## Prompt
Retype the records word for word. Skip every image.

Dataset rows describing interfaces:
###
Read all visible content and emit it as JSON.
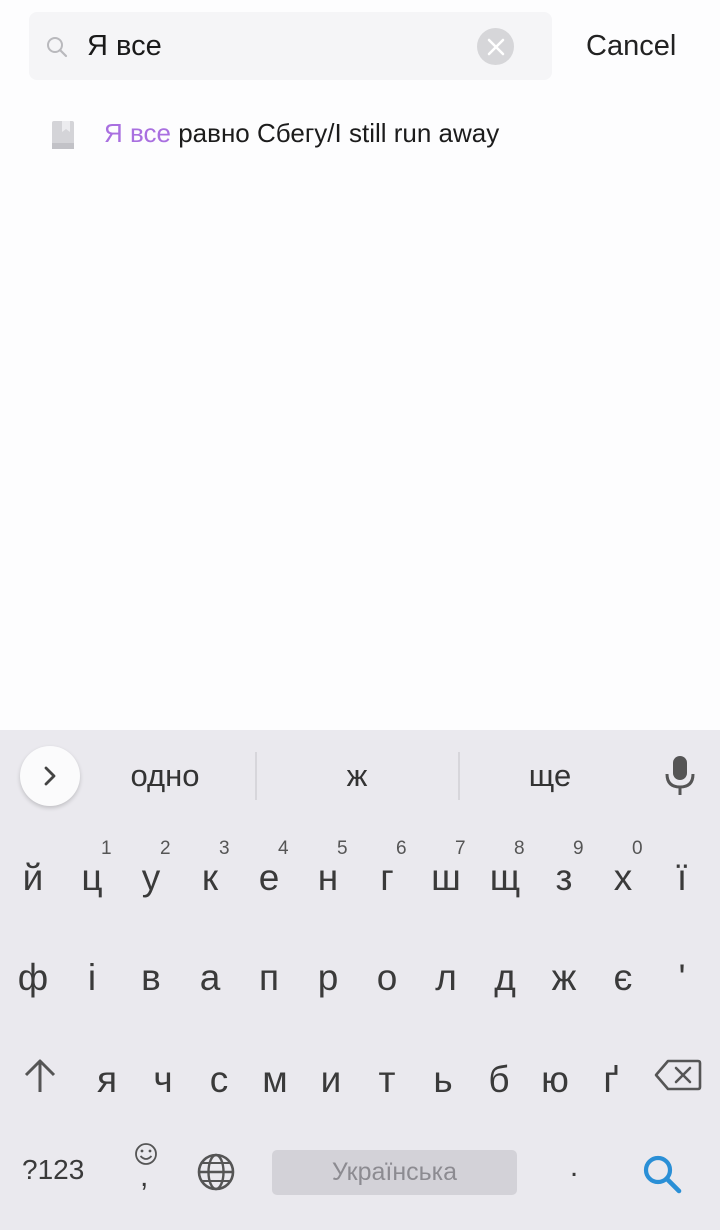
{
  "search": {
    "query": "Я все",
    "cancel_label": "Cancel"
  },
  "results": [
    {
      "icon": "book-icon",
      "highlight": "Я все",
      "rest": " равно Сбегу/I still run away"
    }
  ],
  "keyboard": {
    "suggestions": [
      "одно",
      "ж",
      "ще"
    ],
    "row1": [
      {
        "char": "й",
        "hint": ""
      },
      {
        "char": "ц",
        "hint": "1"
      },
      {
        "char": "у",
        "hint": "2"
      },
      {
        "char": "к",
        "hint": "3"
      },
      {
        "char": "е",
        "hint": "4"
      },
      {
        "char": "н",
        "hint": "5"
      },
      {
        "char": "г",
        "hint": "6"
      },
      {
        "char": "ш",
        "hint": "7"
      },
      {
        "char": "щ",
        "hint": "8"
      },
      {
        "char": "з",
        "hint": "9"
      },
      {
        "char": "х",
        "hint": "0"
      },
      {
        "char": "ї",
        "hint": ""
      }
    ],
    "row2": [
      "ф",
      "і",
      "в",
      "а",
      "п",
      "р",
      "о",
      "л",
      "д",
      "ж",
      "є",
      "'"
    ],
    "row3": [
      "я",
      "ч",
      "с",
      "м",
      "и",
      "т",
      "ь",
      "б",
      "ю",
      "ґ"
    ],
    "symbols_label": "?123",
    "emoji_comma": ",",
    "space_label": "Українська",
    "period_label": ".",
    "accent_color": "#2a8fd6"
  },
  "colors": {
    "highlight": "#a970e0",
    "keyboard_bg": "#eae9ee"
  }
}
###
## Expected answer
Read all visible content and emit it as JSON.
{
  "search": {
    "query": "Я все",
    "cancel_label": "Cancel"
  },
  "results": [
    {
      "icon": "book-icon",
      "highlight": "Я все",
      "rest": " равно Сбегу/I still run away"
    }
  ],
  "keyboard": {
    "suggestions": [
      "одно",
      "ж",
      "ще"
    ],
    "row1": [
      {
        "char": "й",
        "hint": ""
      },
      {
        "char": "ц",
        "hint": "1"
      },
      {
        "char": "у",
        "hint": "2"
      },
      {
        "char": "к",
        "hint": "3"
      },
      {
        "char": "е",
        "hint": "4"
      },
      {
        "char": "н",
        "hint": "5"
      },
      {
        "char": "г",
        "hint": "6"
      },
      {
        "char": "ш",
        "hint": "7"
      },
      {
        "char": "щ",
        "hint": "8"
      },
      {
        "char": "з",
        "hint": "9"
      },
      {
        "char": "х",
        "hint": "0"
      },
      {
        "char": "ї",
        "hint": ""
      }
    ],
    "row2": [
      "ф",
      "і",
      "в",
      "а",
      "п",
      "р",
      "о",
      "л",
      "д",
      "ж",
      "є",
      "'"
    ],
    "row3": [
      "я",
      "ч",
      "с",
      "м",
      "и",
      "т",
      "ь",
      "б",
      "ю",
      "ґ"
    ],
    "symbols_label": "?123",
    "emoji_comma": ",",
    "space_label": "Українська",
    "period_label": ".",
    "accent_color": "#2a8fd6"
  },
  "colors": {
    "highlight": "#a970e0",
    "keyboard_bg": "#eae9ee"
  }
}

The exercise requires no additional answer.